## Your assignment
Every line of the data must be copied exactly.

## Records provided
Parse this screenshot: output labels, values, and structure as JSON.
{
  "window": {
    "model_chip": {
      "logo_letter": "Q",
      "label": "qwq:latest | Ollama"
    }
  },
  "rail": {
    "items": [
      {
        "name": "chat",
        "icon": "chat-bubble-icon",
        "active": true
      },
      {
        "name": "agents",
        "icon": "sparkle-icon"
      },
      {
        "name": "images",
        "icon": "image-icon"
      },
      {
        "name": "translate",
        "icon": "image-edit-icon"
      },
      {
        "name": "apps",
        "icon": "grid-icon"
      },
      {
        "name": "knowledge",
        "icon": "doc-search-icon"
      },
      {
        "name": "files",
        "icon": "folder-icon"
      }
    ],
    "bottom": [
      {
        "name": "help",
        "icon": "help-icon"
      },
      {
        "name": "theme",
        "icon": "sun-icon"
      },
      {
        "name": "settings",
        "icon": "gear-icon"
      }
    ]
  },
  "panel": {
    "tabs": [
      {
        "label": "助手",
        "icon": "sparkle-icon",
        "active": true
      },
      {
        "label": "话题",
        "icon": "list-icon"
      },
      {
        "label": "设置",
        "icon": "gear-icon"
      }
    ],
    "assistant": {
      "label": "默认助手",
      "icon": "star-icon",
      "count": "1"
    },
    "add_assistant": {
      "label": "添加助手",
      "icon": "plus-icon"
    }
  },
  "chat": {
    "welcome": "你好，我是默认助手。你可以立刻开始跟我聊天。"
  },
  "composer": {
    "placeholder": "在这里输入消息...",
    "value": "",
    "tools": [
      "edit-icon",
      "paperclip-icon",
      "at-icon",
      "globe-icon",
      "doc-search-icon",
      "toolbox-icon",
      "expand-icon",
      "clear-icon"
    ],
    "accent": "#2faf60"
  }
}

## Expected answer
Parse this screenshot: output labels, values, and structure as JSON.
{
  "window": {
    "model_chip": {
      "logo_letter": "Q",
      "label": "qwq:latest | Ollama"
    }
  },
  "rail": {
    "items": [
      {
        "name": "chat",
        "icon": "chat-bubble-icon",
        "active": true
      },
      {
        "name": "agents",
        "icon": "sparkle-icon"
      },
      {
        "name": "images",
        "icon": "image-icon"
      },
      {
        "name": "translate",
        "icon": "image-edit-icon"
      },
      {
        "name": "apps",
        "icon": "grid-icon"
      },
      {
        "name": "knowledge",
        "icon": "doc-search-icon"
      },
      {
        "name": "files",
        "icon": "folder-icon"
      }
    ],
    "bottom": [
      {
        "name": "help",
        "icon": "help-icon"
      },
      {
        "name": "theme",
        "icon": "sun-icon"
      },
      {
        "name": "settings",
        "icon": "gear-icon"
      }
    ]
  },
  "panel": {
    "tabs": [
      {
        "label": "助手",
        "icon": "sparkle-icon",
        "active": true
      },
      {
        "label": "话题",
        "icon": "list-icon"
      },
      {
        "label": "设置",
        "icon": "gear-icon"
      }
    ],
    "assistant": {
      "label": "默认助手",
      "icon": "star-icon",
      "count": "1"
    },
    "add_assistant": {
      "label": "添加助手",
      "icon": "plus-icon"
    }
  },
  "chat": {
    "welcome": "你好，我是默认助手。你可以立刻开始跟我聊天。"
  },
  "composer": {
    "placeholder": "在这里输入消息...",
    "value": "",
    "tools": [
      "edit-icon",
      "paperclip-icon",
      "at-icon",
      "globe-icon",
      "doc-search-icon",
      "toolbox-icon",
      "expand-icon",
      "clear-icon"
    ],
    "accent": "#2faf60"
  }
}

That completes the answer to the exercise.